◆ **WORK REQUIRED**
Apart from the images, output the data below exactly.
+++++
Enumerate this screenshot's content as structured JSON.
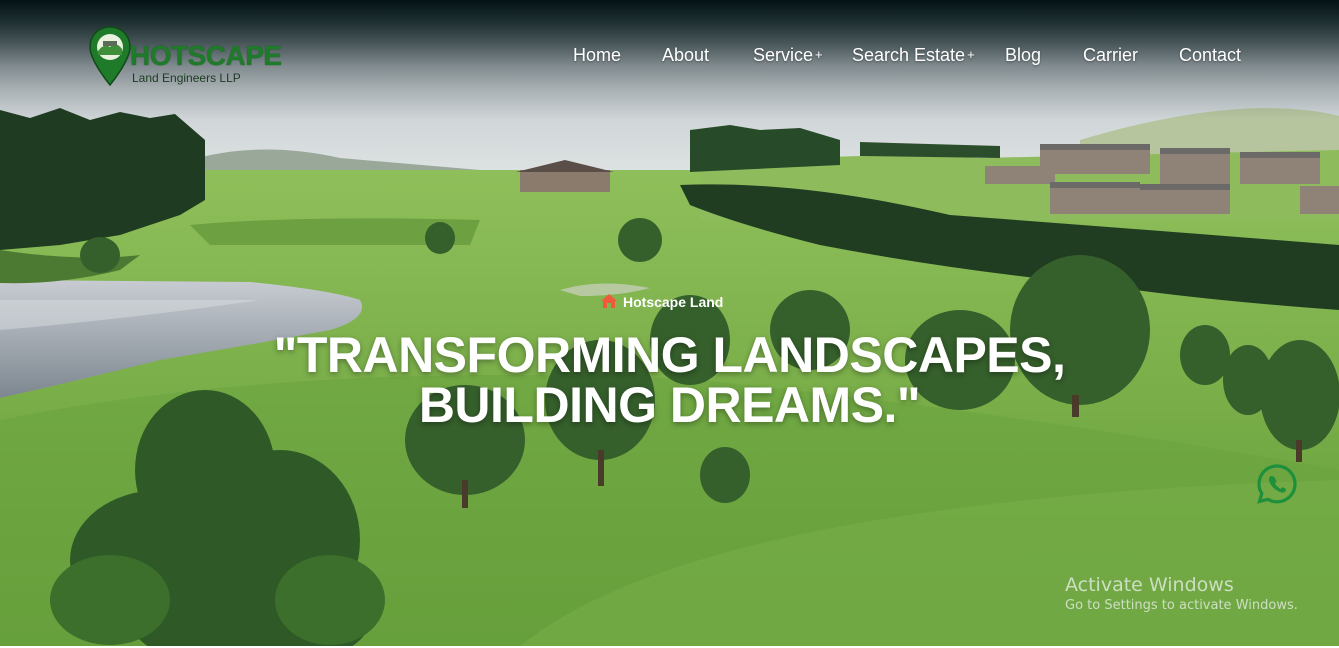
{
  "brand": {
    "name": "HOTSCAPE",
    "tagline": "Land Engineers LLP",
    "icon": "map-pin-logo-icon",
    "color": "#1f7a2a"
  },
  "nav": {
    "items": [
      {
        "label": "Home",
        "has_submenu": false
      },
      {
        "label": "About",
        "has_submenu": false
      },
      {
        "label": "Service",
        "has_submenu": true,
        "indicator": "+"
      },
      {
        "label": "Search Estate",
        "has_submenu": true,
        "indicator": "+"
      },
      {
        "label": "Blog",
        "has_submenu": false
      },
      {
        "label": "Carrier",
        "has_submenu": false
      },
      {
        "label": "Contact",
        "has_submenu": false
      }
    ]
  },
  "hero": {
    "eyebrow_icon": "home-icon",
    "eyebrow_icon_color": "#ef5a3c",
    "eyebrow": "Hotscape Land",
    "headline_line1": "\"TRANSFORMING LANDSCAPES,",
    "headline_line2": "BUILDING DREAMS.\""
  },
  "floating": {
    "whatsapp_icon": "whatsapp-icon",
    "whatsapp_color": "#1e8f3a"
  },
  "os_watermark": {
    "title": "Activate Windows",
    "subtitle": "Go to Settings to activate Windows."
  }
}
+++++
◆ **COMPLETED TASK**
Enumerate this screenshot's content as structured JSON.
{
  "brand": {
    "name": "HOTSCAPE",
    "tagline": "Land Engineers LLP",
    "icon": "map-pin-logo-icon",
    "color": "#1f7a2a"
  },
  "nav": {
    "items": [
      {
        "label": "Home",
        "has_submenu": false
      },
      {
        "label": "About",
        "has_submenu": false
      },
      {
        "label": "Service",
        "has_submenu": true,
        "indicator": "+"
      },
      {
        "label": "Search Estate",
        "has_submenu": true,
        "indicator": "+"
      },
      {
        "label": "Blog",
        "has_submenu": false
      },
      {
        "label": "Carrier",
        "has_submenu": false
      },
      {
        "label": "Contact",
        "has_submenu": false
      }
    ]
  },
  "hero": {
    "eyebrow_icon": "home-icon",
    "eyebrow_icon_color": "#ef5a3c",
    "eyebrow": "Hotscape Land",
    "headline_line1": "\"TRANSFORMING LANDSCAPES,",
    "headline_line2": "BUILDING DREAMS.\""
  },
  "floating": {
    "whatsapp_icon": "whatsapp-icon",
    "whatsapp_color": "#1e8f3a"
  },
  "os_watermark": {
    "title": "Activate Windows",
    "subtitle": "Go to Settings to activate Windows."
  }
}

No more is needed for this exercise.